On the 100th anniversary of the right of women to stand for parliament, Bath’s first woman MP, Wera Hobhouse will speak on the journey towards equality of representation and the challenges ahead.
2018 marks 100 years since The Representation of the People Act 1918 extended the right to vote to all men over 21 and the first women, making this one of the most important centenaries in British democratic history. Ten years later, The Representation of the People (Equal Franchise) Act 1928 gave all men and women over 21 the right to vote. These acts followed years of campaigning, with the first petition to Parliament asking for votes for women being presented to the House of Commons on 3 August 1832.
Finally in 1918, Parliament passed an act granting the vote to women over the age of 30 who were householders, the wives of householders, occupiers of property with an annual rent of £5, and graduates of British universities. About 8.4 million women gained the vote. On 21 November 1918, the Parliament (Qualification of Women) Act 1918 was passed, allowing women to be elected into the House of Commons. At 27 words it is the shortest UK statute.
Today’s prominent lecture will take place 100 years and 2 days since that important date.
Tickets £7 online or on the door. This high-profile event is likely to sell out so we recommend buying your ticket in advance.

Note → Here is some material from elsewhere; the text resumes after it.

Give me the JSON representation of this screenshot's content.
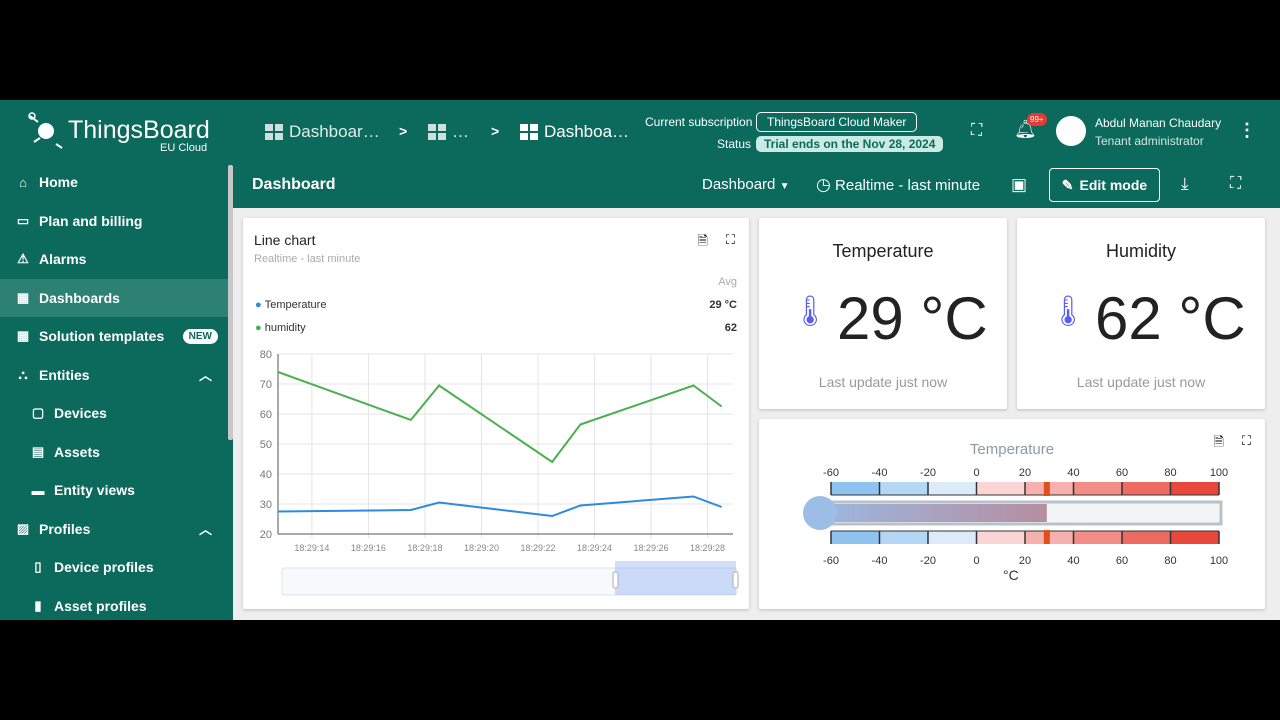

There is a 50% discount offered to holders of a valid B&NES Discovery Card.